I put the bait into the margins in about a 2-ft circle as I want to keep it quite tight. Don’t forget I can be that accurate because I am using the float and I am fishing close in, so I can fish literally like a pole fisherman does right under my rod tip.
Best Hook Baits For Float Fishing
So, for hook baits. Get a slice of bread, and take out a double pinch size of it, fold it over and then you bury the hook on the shank, leaving the point showing. Just roll the bread around the hook and give it a pinch on the end, so it’s got the hook point protruding.
For the deadly hot dog, most average anglers will be push through the middle twist it as per luncheon meat, that’s fine except you can see all the hook shank, which is no good, you don’t want to see the shank sticking out as it will spook the fish. Instead, push it through the outside skin just slide the hotdog over the hook so you can no longer see it.
Normally, the hotdog will fly off on a cast, but because we are fishing so close to the bank, it doesn’t matter, and to be honest, there’s no fish in the world is going to refuse the hot dog because it doesn’t even look like it is attached to anything.
If you are fishing with another angler in a swim, you have the benefit of both trying different baits to each other and seeing what the fish like. You can then swap and change to get the fish interested in your hook bait. One angler can try sweetcorn, the other can try the hotdog.

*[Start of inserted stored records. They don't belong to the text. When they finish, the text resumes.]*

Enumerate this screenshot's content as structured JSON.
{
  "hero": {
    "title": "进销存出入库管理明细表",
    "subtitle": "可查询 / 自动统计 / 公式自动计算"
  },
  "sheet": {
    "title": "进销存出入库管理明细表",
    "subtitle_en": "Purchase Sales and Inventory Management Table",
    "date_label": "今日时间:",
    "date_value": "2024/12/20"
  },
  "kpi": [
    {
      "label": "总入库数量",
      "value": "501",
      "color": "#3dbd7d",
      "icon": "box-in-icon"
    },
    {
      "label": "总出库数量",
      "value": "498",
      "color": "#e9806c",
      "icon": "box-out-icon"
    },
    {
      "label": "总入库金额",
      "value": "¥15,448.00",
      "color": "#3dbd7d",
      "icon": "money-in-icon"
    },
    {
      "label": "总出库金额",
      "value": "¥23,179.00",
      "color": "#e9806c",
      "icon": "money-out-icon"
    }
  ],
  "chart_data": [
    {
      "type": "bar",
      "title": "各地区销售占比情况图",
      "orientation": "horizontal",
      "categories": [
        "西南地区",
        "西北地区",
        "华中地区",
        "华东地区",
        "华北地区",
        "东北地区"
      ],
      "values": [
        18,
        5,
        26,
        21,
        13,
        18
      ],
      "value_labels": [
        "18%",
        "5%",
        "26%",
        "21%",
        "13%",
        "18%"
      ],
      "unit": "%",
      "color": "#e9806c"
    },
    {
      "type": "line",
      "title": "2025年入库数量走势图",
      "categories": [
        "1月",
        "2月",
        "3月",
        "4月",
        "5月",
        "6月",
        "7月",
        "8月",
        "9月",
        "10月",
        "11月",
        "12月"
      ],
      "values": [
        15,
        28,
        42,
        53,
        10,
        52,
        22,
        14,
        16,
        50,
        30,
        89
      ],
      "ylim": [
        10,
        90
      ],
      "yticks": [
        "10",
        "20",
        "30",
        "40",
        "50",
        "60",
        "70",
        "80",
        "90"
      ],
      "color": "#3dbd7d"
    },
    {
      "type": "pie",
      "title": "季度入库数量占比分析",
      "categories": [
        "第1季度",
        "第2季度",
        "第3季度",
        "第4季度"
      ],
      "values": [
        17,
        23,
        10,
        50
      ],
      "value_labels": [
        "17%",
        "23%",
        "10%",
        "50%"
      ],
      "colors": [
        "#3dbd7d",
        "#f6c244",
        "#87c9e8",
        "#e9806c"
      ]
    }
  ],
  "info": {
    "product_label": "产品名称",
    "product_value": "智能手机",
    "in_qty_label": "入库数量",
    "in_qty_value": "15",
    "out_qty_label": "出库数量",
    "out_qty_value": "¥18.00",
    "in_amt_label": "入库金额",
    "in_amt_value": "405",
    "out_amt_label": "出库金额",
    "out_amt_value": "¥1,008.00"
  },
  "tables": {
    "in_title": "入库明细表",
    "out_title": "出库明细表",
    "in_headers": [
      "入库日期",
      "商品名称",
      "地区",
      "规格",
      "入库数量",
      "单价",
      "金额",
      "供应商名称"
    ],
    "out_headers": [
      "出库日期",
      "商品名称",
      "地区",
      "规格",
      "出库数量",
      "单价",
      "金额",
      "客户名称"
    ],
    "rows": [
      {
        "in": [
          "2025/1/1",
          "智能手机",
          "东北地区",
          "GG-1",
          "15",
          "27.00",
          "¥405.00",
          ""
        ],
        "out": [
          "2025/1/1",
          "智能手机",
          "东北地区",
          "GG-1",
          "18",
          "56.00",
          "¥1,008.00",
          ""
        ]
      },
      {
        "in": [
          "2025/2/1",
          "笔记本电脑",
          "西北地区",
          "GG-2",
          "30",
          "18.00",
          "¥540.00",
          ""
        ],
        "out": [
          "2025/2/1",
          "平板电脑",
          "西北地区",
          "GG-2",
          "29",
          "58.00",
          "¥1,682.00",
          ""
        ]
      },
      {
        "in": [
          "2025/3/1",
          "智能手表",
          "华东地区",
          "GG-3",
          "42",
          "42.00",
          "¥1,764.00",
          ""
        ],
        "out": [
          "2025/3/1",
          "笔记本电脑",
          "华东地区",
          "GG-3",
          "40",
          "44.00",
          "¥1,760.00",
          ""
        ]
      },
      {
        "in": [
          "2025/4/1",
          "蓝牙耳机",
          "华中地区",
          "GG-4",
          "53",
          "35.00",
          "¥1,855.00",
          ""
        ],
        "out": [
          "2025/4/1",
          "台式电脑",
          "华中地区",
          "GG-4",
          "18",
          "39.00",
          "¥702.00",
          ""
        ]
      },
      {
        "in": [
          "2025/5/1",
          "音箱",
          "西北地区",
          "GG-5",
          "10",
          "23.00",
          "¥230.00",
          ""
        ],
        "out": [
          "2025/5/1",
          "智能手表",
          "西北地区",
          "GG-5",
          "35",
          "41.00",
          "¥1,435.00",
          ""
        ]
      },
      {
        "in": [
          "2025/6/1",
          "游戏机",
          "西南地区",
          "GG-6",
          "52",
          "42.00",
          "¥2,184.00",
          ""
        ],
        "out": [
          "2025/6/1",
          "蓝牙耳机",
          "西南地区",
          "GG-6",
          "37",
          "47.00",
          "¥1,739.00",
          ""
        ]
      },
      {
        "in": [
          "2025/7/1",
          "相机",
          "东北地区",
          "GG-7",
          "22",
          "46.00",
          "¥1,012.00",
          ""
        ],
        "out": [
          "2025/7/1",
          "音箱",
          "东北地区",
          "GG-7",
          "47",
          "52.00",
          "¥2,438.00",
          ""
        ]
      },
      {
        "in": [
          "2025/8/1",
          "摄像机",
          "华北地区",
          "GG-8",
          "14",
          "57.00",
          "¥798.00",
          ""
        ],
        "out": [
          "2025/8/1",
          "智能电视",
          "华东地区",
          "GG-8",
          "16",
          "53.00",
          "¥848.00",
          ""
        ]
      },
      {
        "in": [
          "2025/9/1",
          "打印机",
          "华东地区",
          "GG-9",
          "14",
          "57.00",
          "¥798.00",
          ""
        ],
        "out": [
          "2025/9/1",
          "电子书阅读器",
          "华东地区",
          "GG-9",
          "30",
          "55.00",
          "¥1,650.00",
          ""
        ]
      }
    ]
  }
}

When it comes to float fishing, once the fish find your baited spots, you will get fish coming in and being caught very quickly. So why would you want to sit for weeks waiting for one huge fish when you can have fun with simple float tactics.
You will have success like this on most commercial lakes where the average weight is low, but the quantity of fish is high. The reason for this is that most anglers these days will overcomplicate things because they’ve watched the latest marketing DVD, and not quite got something right, resulting in the fish being spooked off. But because this method is so underused on most waters these days, the fish haven’t seen it before and are less likely to be spooked. It is really simple, hook, rod, reel, float, light tackle, bait up little and often, and have a steady flow of fun throughout the day.
I have made a lot of mistakes during my fishing sessions and don’t want you to make the same mistakes. I’ve learned the hard way over 20 years of fishing most weekends, testing, tweaking, and testing again and now want to help you excel with your carp fishing.
If you need any help, you can reach me at Fishing Again’s Facebook page